◆ **To do**
Repeat the data exactly, please; no pictures belong in the copy.
+ + + + + + +
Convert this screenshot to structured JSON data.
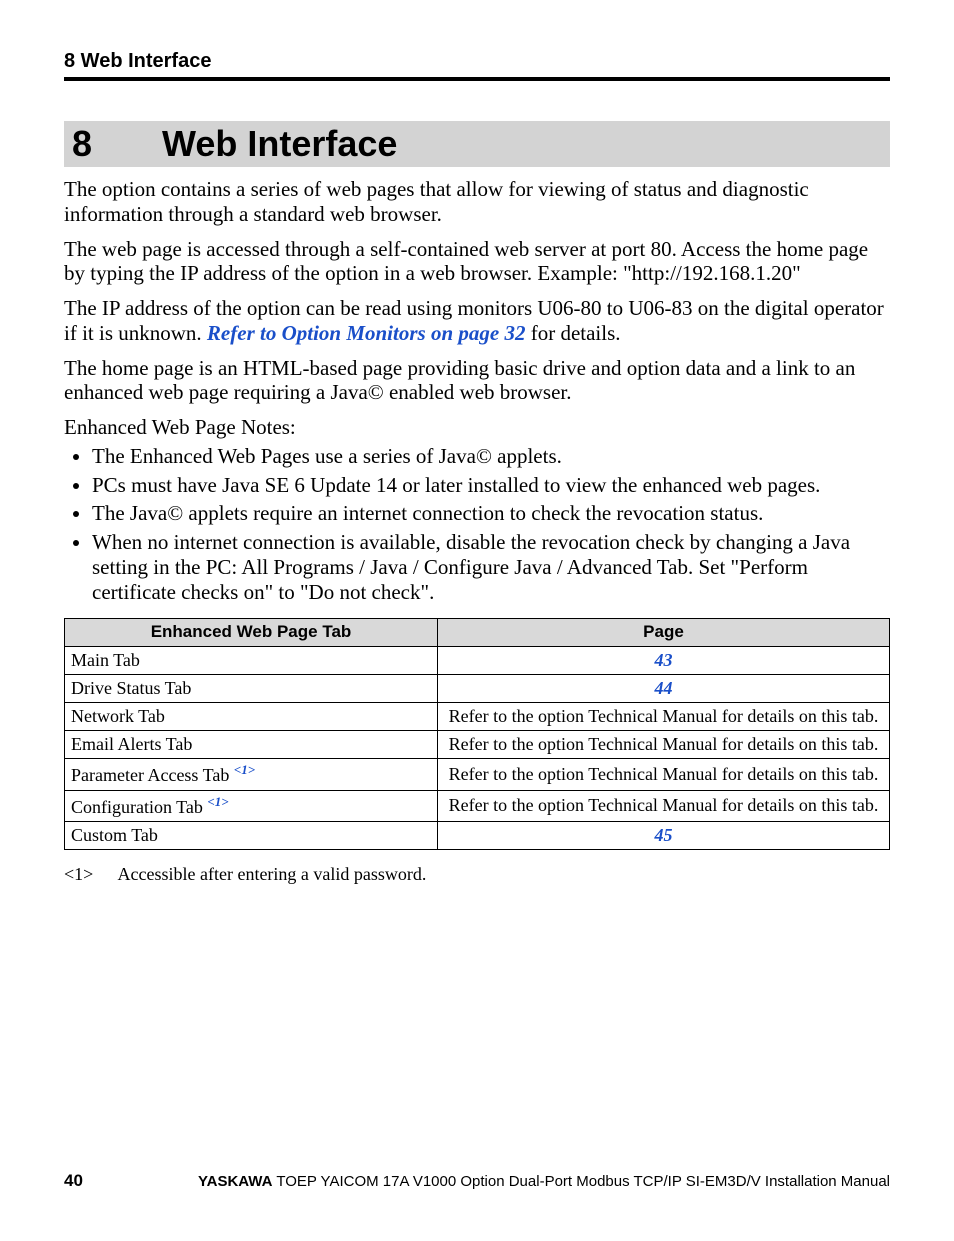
{
  "header": {
    "running": "8  Web Interface"
  },
  "chapter": {
    "number": "8",
    "title": "Web Interface"
  },
  "paragraphs": {
    "p1": "The option contains a series of web pages that allow for viewing of status and diagnostic information through a standard web browser.",
    "p2": "The web page is accessed through a self-contained web server at port 80. Access the home page by typing the IP address of the option in a web browser. Example: \"http://192.168.1.20\"",
    "p3a": "The IP address of the option can be read using monitors U06-80 to U06-83 on the digital operator if it is unknown. ",
    "p3_link": "Refer to Option Monitors on page 32",
    "p3b": " for details.",
    "p4": "The home page is an HTML-based page providing basic drive and option data and a link to an enhanced web page requiring a Java© enabled web browser.",
    "p5": "Enhanced Web Page Notes:"
  },
  "notes": [
    "The Enhanced Web Pages use a series of Java© applets.",
    "PCs must have Java SE 6 Update 14 or later installed to view the enhanced web pages.",
    "The Java© applets require an internet connection to check the revocation status.",
    "When no internet connection is available, disable the revocation check by changing a Java setting in the PC: All Programs / Java / Configure Java / Advanced Tab. Set \"Perform certificate checks on\" to \"Do not check\"."
  ],
  "table": {
    "headers": {
      "c1": "Enhanced Web Page Tab",
      "c2": "Page"
    },
    "rows": [
      {
        "tab": "Main Tab",
        "note": "",
        "page": "43",
        "link": true
      },
      {
        "tab": "Drive Status Tab",
        "note": "",
        "page": "44",
        "link": true
      },
      {
        "tab": "Network Tab",
        "note": "",
        "page": "Refer to the option Technical Manual for details on this tab.",
        "link": false
      },
      {
        "tab": "Email Alerts Tab",
        "note": "",
        "page": "Refer to the option Technical Manual for details on this tab.",
        "link": false
      },
      {
        "tab": "Parameter Access Tab ",
        "note": "<1>",
        "page": "Refer to the option Technical Manual for details on this tab.",
        "link": false
      },
      {
        "tab": "Configuration Tab ",
        "note": "<1>",
        "page": "Refer to the option Technical Manual for details on this tab.",
        "link": false
      },
      {
        "tab": "Custom Tab",
        "note": "",
        "page": "45",
        "link": true
      }
    ]
  },
  "footnote": {
    "key": "<1>",
    "text": "Accessible after entering a valid password."
  },
  "footer": {
    "page_number": "40",
    "brand": "YASKAWA",
    "rest": " TOEP YAICOM 17A V1000 Option Dual-Port Modbus TCP/IP SI-EM3D/V Installation Manual"
  }
}
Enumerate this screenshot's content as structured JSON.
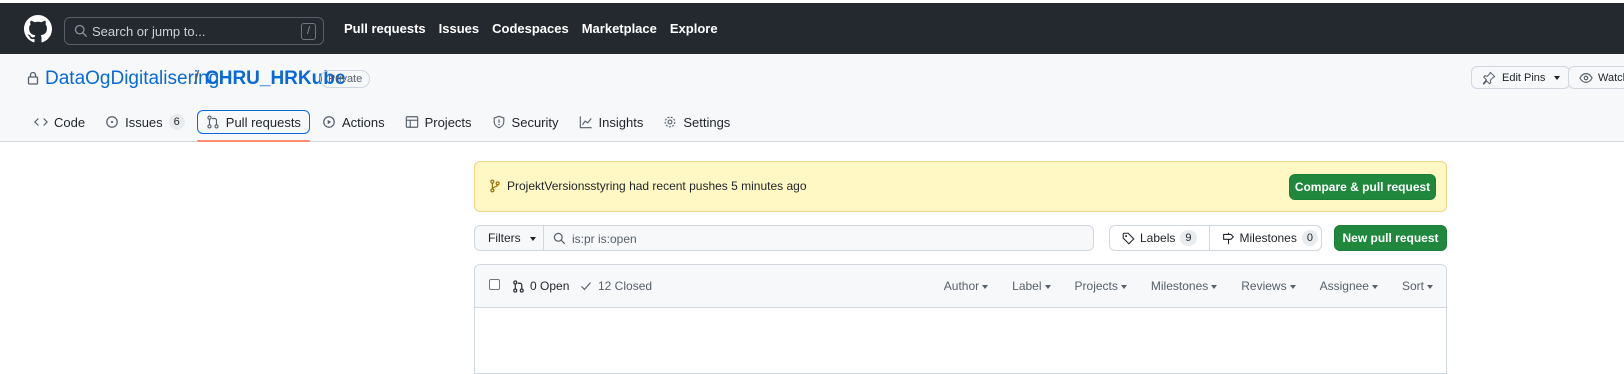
{
  "header": {
    "search_placeholder": "Search or jump to...",
    "search_shortcut": "/",
    "nav": [
      "Pull requests",
      "Issues",
      "Codespaces",
      "Marketplace",
      "Explore"
    ]
  },
  "repo": {
    "owner": "DataOgDigitalisering",
    "separator": "/",
    "name": "CHRU_HRKube",
    "visibility": "Private",
    "edit_pins_label": "Edit Pins",
    "watch_label": "Watch"
  },
  "tabs": [
    {
      "label": "Code",
      "icon": "code-icon"
    },
    {
      "label": "Issues",
      "icon": "issue-icon",
      "count": "6"
    },
    {
      "label": "Pull requests",
      "icon": "pull-request-icon",
      "active": true
    },
    {
      "label": "Actions",
      "icon": "play-icon"
    },
    {
      "label": "Projects",
      "icon": "table-icon"
    },
    {
      "label": "Security",
      "icon": "shield-icon"
    },
    {
      "label": "Insights",
      "icon": "graph-icon"
    },
    {
      "label": "Settings",
      "icon": "gear-icon"
    }
  ],
  "banner": {
    "branch": "ProjektVersionsstyring",
    "message": "had recent pushes 5 minutes ago",
    "button": "Compare & pull request"
  },
  "filterbar": {
    "filters_label": "Filters",
    "query": "is:pr is:open",
    "labels_label": "Labels",
    "labels_count": "9",
    "milestones_label": "Milestones",
    "milestones_count": "0",
    "new_pr_label": "New pull request"
  },
  "list": {
    "open_label": "0 Open",
    "closed_label": "12 Closed",
    "sort_menus": [
      "Author",
      "Label",
      "Projects",
      "Milestones",
      "Reviews",
      "Assignee",
      "Sort"
    ]
  },
  "colors": {
    "header_bg": "#24292f",
    "link": "#0969da",
    "primary_button": "#1f883d",
    "banner_bg": "#fff8c5",
    "active_underline": "#fd8c73"
  }
}
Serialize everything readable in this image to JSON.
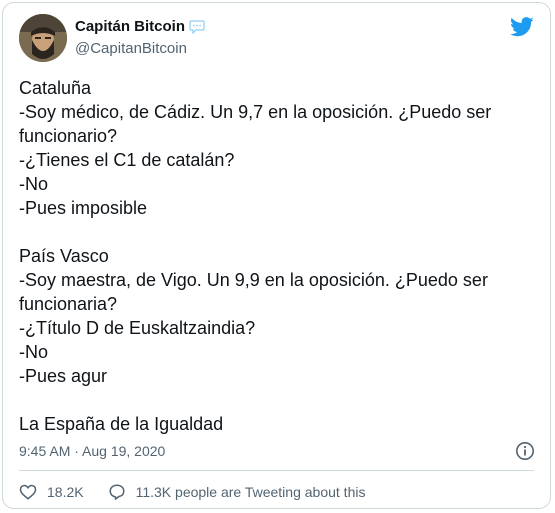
{
  "author": {
    "name": "Capitán Bitcoin",
    "handle": "@CapitanBitcoin"
  },
  "tweet": {
    "lines": [
      "Cataluña",
      "-Soy médico, de Cádiz. Un 9,7 en la oposición. ¿Puedo ser",
      "funcionario?",
      "-¿Tienes el C1 de catalán?",
      "-No",
      "-Pues imposible",
      "",
      "País Vasco",
      "-Soy maestra, de Vigo. Un 9,9 en la oposición. ¿Puedo ser",
      "funcionaria?",
      "-¿Título D de Euskaltzaindia?",
      "-No",
      "-Pues agur",
      "",
      "La España de la Igualdad"
    ],
    "timestamp": "9:45 AM · Aug 19, 2020"
  },
  "actions": {
    "likes": "18.2K",
    "retweet_text": "11.3K people are Tweeting about this"
  },
  "colors": {
    "twitter_blue": "#1d9bf0",
    "secondary_text": "#536471"
  },
  "icons": [
    "chat-bubble-icon",
    "twitter-bird-icon",
    "info-icon",
    "heart-icon",
    "comment-icon"
  ]
}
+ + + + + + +
◆ **Response area**
Convert this screenshot to structured JSON data.
{
  "header": {
    "running": "8  Web Interface"
  },
  "chapter": {
    "number": "8",
    "title": "Web Interface"
  },
  "paragraphs": {
    "p1": "The option contains a series of web pages that allow for viewing of status and diagnostic information through a standard web browser.",
    "p2": "The web page is accessed through a self-contained web server at port 80. Access the home page by typing the IP address of the option in a web browser. Example: \"http://192.168.1.20\"",
    "p3a": "The IP address of the option can be read using monitors U06-80 to U06-83 on the digital operator if it is unknown. ",
    "p3_link": "Refer to Option Monitors on page 32",
    "p3b": " for details.",
    "p4": "The home page is an HTML-based page providing basic drive and option data and a link to an enhanced web page requiring a Java© enabled web browser.",
    "p5": "Enhanced Web Page Notes:"
  },
  "notes": [
    "The Enhanced Web Pages use a series of Java© applets.",
    "PCs must have Java SE 6 Update 14 or later installed to view the enhanced web pages.",
    "The Java© applets require an internet connection to check the revocation status.",
    "When no internet connection is available, disable the revocation check by changing a Java setting in the PC: All Programs / Java / Configure Java / Advanced Tab. Set \"Perform certificate checks on\" to \"Do not check\"."
  ],
  "table": {
    "headers": {
      "c1": "Enhanced Web Page Tab",
      "c2": "Page"
    },
    "rows": [
      {
        "tab": "Main Tab",
        "note": "",
        "page": "43",
        "link": true
      },
      {
        "tab": "Drive Status Tab",
        "note": "",
        "page": "44",
        "link": true
      },
      {
        "tab": "Network Tab",
        "note": "",
        "page": "Refer to the option Technical Manual for details on this tab.",
        "link": false
      },
      {
        "tab": "Email Alerts Tab",
        "note": "",
        "page": "Refer to the option Technical Manual for details on this tab.",
        "link": false
      },
      {
        "tab": "Parameter Access Tab ",
        "note": "<1>",
        "page": "Refer to the option Technical Manual for details on this tab.",
        "link": false
      },
      {
        "tab": "Configuration Tab ",
        "note": "<1>",
        "page": "Refer to the option Technical Manual for details on this tab.",
        "link": false
      },
      {
        "tab": "Custom Tab",
        "note": "",
        "page": "45",
        "link": true
      }
    ]
  },
  "footnote": {
    "key": "<1>",
    "text": "Accessible after entering a valid password."
  },
  "footer": {
    "page_number": "40",
    "brand": "YASKAWA",
    "rest": " TOEP YAICOM 17A V1000 Option Dual-Port Modbus TCP/IP SI-EM3D/V Installation Manual"
  }
}
Enumerate this screenshot's content as structured JSON.
{
  "header": {
    "search_placeholder": "Search or jump to...",
    "search_shortcut": "/",
    "nav": [
      "Pull requests",
      "Issues",
      "Codespaces",
      "Marketplace",
      "Explore"
    ]
  },
  "repo": {
    "owner": "DataOgDigitalisering",
    "separator": "/",
    "name": "CHRU_HRKube",
    "visibility": "Private",
    "edit_pins_label": "Edit Pins",
    "watch_label": "Watch"
  },
  "tabs": [
    {
      "label": "Code",
      "icon": "code-icon"
    },
    {
      "label": "Issues",
      "icon": "issue-icon",
      "count": "6"
    },
    {
      "label": "Pull requests",
      "icon": "pull-request-icon",
      "active": true
    },
    {
      "label": "Actions",
      "icon": "play-icon"
    },
    {
      "label": "Projects",
      "icon": "table-icon"
    },
    {
      "label": "Security",
      "icon": "shield-icon"
    },
    {
      "label": "Insights",
      "icon": "graph-icon"
    },
    {
      "label": "Settings",
      "icon": "gear-icon"
    }
  ],
  "banner": {
    "branch": "ProjektVersionsstyring",
    "message": "had recent pushes 5 minutes ago",
    "button": "Compare & pull request"
  },
  "filterbar": {
    "filters_label": "Filters",
    "query": "is:pr is:open",
    "labels_label": "Labels",
    "labels_count": "9",
    "milestones_label": "Milestones",
    "milestones_count": "0",
    "new_pr_label": "New pull request"
  },
  "list": {
    "open_label": "0 Open",
    "closed_label": "12 Closed",
    "sort_menus": [
      "Author",
      "Label",
      "Projects",
      "Milestones",
      "Reviews",
      "Assignee",
      "Sort"
    ]
  },
  "colors": {
    "header_bg": "#24292f",
    "link": "#0969da",
    "primary_button": "#1f883d",
    "banner_bg": "#fff8c5",
    "active_underline": "#fd8c73"
  }
}
Serialize everything readable in this image to JSON.
{
  "author": {
    "name": "Capitán Bitcoin",
    "handle": "@CapitanBitcoin"
  },
  "tweet": {
    "lines": [
      "Cataluña",
      "-Soy médico, de Cádiz. Un 9,7 en la oposición. ¿Puedo ser",
      "funcionario?",
      "-¿Tienes el C1 de catalán?",
      "-No",
      "-Pues imposible",
      "",
      "País Vasco",
      "-Soy maestra, de Vigo. Un 9,9 en la oposición. ¿Puedo ser",
      "funcionaria?",
      "-¿Título D de Euskaltzaindia?",
      "-No",
      "-Pues agur",
      "",
      "La España de la Igualdad"
    ],
    "timestamp": "9:45 AM · Aug 19, 2020"
  },
  "actions": {
    "likes": "18.2K",
    "retweet_text": "11.3K people are Tweeting about this"
  },
  "colors": {
    "twitter_blue": "#1d9bf0",
    "secondary_text": "#536471"
  },
  "icons": [
    "chat-bubble-icon",
    "twitter-bird-icon",
    "info-icon",
    "heart-icon",
    "comment-icon"
  ]
}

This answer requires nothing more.